TASK TO CARRY OUT: If a line in the records below holds the word "icon", copy it.
[[ EXTRACTED ENTRIES, beginning ]]
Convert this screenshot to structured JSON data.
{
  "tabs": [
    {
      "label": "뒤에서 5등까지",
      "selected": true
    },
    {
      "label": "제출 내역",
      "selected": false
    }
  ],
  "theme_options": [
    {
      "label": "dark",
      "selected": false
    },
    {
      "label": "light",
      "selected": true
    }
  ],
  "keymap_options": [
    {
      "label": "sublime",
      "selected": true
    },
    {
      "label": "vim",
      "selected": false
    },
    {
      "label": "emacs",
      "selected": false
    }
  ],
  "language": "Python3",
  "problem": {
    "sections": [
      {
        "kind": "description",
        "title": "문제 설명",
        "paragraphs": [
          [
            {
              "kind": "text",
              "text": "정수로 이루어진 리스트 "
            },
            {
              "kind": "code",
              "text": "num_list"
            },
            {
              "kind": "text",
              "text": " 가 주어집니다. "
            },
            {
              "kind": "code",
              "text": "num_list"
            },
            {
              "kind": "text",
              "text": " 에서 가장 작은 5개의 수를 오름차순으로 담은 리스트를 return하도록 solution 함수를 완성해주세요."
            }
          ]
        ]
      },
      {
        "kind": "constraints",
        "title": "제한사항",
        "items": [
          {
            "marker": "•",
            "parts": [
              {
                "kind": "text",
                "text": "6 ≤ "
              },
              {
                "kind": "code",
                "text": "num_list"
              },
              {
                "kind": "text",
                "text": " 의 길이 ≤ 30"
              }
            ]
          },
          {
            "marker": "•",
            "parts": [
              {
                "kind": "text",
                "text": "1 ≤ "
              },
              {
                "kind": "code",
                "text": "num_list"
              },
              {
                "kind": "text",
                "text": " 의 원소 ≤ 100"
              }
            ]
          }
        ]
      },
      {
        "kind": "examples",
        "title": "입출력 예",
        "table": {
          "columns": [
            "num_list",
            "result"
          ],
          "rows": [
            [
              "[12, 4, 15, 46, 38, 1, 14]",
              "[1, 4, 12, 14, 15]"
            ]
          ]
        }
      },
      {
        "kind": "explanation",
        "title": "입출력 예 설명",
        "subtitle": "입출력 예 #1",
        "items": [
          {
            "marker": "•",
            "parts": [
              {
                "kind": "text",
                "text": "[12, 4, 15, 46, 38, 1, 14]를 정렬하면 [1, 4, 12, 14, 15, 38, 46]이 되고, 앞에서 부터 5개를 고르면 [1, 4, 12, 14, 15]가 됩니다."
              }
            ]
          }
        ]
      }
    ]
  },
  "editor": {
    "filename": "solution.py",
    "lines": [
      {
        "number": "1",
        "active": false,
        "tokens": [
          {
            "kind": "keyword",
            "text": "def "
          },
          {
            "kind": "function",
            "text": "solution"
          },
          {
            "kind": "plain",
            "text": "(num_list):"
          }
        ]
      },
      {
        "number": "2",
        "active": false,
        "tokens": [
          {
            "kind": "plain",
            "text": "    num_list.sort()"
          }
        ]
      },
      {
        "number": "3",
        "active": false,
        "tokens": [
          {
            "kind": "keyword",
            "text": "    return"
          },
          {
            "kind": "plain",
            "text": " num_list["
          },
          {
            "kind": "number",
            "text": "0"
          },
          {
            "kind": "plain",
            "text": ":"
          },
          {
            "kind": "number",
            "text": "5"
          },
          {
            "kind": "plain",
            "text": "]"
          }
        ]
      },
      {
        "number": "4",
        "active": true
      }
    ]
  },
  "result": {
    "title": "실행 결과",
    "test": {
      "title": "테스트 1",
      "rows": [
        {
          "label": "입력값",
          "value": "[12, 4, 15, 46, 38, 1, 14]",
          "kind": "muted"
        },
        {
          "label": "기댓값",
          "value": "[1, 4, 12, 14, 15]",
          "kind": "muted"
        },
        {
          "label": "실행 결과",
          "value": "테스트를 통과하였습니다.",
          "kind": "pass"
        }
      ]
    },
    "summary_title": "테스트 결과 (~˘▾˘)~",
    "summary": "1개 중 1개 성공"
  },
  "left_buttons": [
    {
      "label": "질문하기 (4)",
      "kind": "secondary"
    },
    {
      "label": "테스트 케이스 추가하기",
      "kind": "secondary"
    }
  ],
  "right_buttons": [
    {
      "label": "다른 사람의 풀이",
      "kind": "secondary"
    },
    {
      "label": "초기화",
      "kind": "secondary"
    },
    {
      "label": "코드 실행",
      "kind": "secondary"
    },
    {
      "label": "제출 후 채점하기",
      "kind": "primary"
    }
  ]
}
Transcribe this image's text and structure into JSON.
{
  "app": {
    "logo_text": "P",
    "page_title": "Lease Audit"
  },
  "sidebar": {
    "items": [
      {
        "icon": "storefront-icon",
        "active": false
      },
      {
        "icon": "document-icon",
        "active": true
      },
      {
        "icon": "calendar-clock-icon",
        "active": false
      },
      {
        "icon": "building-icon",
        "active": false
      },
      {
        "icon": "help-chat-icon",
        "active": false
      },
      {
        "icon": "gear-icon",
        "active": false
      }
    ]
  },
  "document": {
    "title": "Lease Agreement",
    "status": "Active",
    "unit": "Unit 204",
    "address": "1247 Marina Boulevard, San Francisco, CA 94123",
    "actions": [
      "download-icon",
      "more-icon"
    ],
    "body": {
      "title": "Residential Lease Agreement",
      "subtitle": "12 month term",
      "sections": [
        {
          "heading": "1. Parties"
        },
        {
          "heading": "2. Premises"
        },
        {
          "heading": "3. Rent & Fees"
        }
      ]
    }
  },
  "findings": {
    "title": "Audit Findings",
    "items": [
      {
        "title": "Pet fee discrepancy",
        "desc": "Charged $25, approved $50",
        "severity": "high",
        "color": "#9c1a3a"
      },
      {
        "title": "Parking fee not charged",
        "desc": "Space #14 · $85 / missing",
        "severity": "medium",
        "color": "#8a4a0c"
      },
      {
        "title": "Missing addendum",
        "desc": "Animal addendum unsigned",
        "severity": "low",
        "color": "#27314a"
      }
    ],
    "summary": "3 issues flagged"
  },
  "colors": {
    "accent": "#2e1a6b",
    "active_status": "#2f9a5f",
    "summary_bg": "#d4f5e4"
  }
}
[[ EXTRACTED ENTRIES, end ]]
SOLUTION TO THE PROBLEM:
        "icon": "storefront-icon",
        "icon": "document-icon",
        "icon": "calendar-clock-icon",
        "icon": "building-icon",
        "icon": "help-chat-icon",
        "icon": "gear-icon",
      "download-icon",
      "more-icon"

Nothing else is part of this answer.